** Opening Entries supplied block **

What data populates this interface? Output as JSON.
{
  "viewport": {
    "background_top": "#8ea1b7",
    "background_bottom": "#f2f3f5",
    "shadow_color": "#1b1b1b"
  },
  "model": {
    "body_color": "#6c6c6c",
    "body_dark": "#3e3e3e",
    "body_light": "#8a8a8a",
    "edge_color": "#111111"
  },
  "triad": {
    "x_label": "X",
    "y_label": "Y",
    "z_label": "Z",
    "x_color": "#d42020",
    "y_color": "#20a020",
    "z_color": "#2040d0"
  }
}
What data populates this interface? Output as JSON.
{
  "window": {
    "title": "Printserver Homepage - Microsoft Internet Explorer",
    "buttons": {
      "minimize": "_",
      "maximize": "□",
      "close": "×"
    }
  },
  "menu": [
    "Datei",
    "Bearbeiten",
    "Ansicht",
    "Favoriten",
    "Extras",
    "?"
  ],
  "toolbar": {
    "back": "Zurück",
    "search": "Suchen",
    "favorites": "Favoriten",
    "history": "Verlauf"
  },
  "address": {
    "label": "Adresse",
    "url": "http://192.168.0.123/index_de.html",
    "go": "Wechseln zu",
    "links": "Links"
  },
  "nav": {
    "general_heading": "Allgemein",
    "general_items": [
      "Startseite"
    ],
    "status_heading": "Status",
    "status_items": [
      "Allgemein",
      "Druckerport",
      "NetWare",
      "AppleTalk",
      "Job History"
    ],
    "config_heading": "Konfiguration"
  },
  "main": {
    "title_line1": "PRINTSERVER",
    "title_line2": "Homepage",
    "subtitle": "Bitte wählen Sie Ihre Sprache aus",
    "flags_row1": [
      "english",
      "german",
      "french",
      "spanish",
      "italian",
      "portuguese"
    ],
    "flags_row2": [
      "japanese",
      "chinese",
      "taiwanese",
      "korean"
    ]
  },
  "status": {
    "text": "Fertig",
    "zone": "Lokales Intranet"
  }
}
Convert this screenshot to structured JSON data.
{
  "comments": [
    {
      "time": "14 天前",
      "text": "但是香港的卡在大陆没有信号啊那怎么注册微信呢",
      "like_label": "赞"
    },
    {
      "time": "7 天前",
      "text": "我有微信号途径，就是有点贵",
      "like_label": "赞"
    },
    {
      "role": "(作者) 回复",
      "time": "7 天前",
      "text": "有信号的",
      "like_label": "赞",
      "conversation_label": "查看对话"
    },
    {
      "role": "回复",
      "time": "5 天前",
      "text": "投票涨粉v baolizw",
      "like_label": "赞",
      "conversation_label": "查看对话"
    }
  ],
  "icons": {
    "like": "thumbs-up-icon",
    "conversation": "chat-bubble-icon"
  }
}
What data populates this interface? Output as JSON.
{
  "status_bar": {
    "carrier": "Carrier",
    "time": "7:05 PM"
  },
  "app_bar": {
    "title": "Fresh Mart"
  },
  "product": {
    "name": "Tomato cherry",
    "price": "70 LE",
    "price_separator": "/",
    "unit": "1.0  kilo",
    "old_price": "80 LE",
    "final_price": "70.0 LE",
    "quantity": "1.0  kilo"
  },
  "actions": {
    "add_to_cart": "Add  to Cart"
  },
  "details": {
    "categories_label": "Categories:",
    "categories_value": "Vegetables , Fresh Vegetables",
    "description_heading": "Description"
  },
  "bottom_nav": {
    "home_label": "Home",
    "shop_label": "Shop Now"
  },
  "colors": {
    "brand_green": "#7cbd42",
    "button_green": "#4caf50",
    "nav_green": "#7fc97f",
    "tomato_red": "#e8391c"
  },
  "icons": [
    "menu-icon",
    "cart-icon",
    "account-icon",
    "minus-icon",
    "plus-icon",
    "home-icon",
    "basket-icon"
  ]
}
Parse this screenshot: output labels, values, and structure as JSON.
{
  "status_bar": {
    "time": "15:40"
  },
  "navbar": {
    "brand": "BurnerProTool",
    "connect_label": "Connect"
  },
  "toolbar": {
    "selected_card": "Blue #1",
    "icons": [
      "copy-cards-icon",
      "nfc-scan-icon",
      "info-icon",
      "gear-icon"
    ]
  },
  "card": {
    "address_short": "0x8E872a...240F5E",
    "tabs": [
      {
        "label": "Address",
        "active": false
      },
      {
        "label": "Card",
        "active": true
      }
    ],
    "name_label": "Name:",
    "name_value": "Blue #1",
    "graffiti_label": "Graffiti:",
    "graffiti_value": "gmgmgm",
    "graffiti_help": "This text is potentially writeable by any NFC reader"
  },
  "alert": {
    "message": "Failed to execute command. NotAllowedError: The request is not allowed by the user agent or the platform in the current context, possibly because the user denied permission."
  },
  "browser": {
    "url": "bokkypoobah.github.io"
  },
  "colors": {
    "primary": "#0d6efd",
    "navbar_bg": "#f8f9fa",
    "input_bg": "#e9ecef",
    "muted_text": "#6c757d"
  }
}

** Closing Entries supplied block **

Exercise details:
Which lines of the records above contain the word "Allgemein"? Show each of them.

Task answer:
    "general_heading": "Allgemein",
      "Allgemein",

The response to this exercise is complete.